Throughout its history, the castle has had several owners and inhabitants, but the public’s awareness of this stately home is connected mostly to Countess Claudia Rhédey (1812–1841), who is an ancestor of the House of Windsor. The once beautiful countess had a tragic destiny; she lived a storybook romance but died in a horse–or carriage–riding accident at the young age of 29. She was born in Erdőszentgyörgy and raised in the castle. She had met Duke Alexander Paul Ludwig Konstantin of Württemberg (1804–1885) at a carnival ball organized at the Viennese imperial court, and it was said to have been love at first sight. They married in 1835, and their only son, Francis, received the title of the Duke of Teck. His wife was Mary Adelaide of Cambridge, a granddaughter of King George III. The couple’s only daughter, Princess Victoria Mary of Teck, later became Queen Consort of the United Kingdom, the spouse of King George V, who was the grandfather of Queen Elizabeth II.
Countess Claudia and Duke Alexander were known as a happily married couple, but their happiness lasted only six years, as she lost her life in an odd and not quite clearly recounted accident. Respecting her wishes, she was brought home and buried in the family crypt at the Reformed church of Erdőszentgyörgy. Victoria Mary commanded a commemorative plaque in 1905 to be put above the last resting place of her grandmother.
Charles, the Prince of Wales, descendant of Claudia Rhédey greets the visitors in one of the exhibition rooms

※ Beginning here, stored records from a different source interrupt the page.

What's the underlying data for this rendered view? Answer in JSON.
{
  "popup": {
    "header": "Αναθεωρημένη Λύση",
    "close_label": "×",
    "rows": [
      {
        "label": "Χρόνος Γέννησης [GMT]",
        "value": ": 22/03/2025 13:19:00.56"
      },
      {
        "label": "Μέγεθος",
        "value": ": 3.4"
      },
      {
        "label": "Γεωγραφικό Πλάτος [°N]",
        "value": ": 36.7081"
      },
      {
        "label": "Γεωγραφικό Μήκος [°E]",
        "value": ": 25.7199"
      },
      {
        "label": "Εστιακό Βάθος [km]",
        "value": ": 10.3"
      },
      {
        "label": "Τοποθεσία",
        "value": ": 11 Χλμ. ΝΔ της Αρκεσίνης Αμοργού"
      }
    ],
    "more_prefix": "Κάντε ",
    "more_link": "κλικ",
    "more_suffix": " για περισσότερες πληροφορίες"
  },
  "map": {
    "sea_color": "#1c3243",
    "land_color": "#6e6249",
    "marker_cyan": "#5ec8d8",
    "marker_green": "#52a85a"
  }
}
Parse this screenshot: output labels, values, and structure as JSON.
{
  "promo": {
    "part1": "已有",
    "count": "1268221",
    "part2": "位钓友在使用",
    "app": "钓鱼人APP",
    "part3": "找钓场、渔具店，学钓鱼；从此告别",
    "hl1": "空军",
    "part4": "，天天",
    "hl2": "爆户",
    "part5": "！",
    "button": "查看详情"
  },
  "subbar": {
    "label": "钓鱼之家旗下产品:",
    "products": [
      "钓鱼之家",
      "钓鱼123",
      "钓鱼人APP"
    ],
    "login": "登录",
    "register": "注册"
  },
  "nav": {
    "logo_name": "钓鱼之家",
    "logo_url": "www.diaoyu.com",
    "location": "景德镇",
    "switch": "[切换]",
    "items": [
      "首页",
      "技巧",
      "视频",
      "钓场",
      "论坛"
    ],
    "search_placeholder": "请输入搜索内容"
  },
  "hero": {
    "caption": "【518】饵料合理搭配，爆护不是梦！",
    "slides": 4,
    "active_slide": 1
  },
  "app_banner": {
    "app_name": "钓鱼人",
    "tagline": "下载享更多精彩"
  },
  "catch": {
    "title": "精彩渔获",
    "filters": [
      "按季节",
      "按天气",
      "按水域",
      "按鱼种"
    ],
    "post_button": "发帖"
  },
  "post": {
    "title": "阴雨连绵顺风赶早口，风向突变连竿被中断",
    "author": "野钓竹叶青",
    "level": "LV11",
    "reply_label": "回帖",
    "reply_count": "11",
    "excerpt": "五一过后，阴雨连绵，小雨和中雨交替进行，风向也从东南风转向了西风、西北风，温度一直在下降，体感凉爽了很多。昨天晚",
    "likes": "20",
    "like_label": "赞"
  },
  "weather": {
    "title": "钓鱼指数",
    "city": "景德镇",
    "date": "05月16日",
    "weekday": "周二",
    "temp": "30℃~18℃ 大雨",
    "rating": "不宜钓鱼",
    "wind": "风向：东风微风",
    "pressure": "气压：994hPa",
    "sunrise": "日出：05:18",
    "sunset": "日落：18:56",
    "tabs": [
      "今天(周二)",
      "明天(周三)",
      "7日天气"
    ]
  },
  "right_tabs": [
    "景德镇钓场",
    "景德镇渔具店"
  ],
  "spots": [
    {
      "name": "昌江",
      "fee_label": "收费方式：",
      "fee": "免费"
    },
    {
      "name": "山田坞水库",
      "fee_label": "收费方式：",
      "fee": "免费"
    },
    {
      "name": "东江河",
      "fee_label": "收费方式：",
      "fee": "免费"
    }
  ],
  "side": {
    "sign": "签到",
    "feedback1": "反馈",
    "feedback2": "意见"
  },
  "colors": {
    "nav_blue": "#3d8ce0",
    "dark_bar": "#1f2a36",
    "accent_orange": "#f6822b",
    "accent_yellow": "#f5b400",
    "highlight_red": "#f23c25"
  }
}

In the family archives of the Württemberg house in Stuttgart, historians researching the family to prepare for the opening of the castle museum found the diary of Countess Claudia that she kept between 1833 and 1839. This newly discovered document, written in German, is an important historical source regarding her life during these years.
The exhibition space of the castle is named Mysteria Residentiae Rhédey, and it is considered to be the treasure of four nations. Thus, Hungarian, Romanian, German, and British personalities were all present at the ceremonial opening.
Andrew Noble, the British ambassador to Romania, said during the event that the castle museum, focused on the memory of the countess Rhédey, strengthens the bond between nations. Klaus Peter Krüger, the representative of the Brandenburg Land of Germany, hoped that many would visit the museum as well as the town and that everyone who entered the castle would leave with a smile for having seen such beauty, for learning about new things, and for experiencing Transylvanian hospitality.
Title image: In the castle museum, visitors can get to know the history of the Rhédeys and learn about the life of the beautiful countess, ancestor of the Windsors.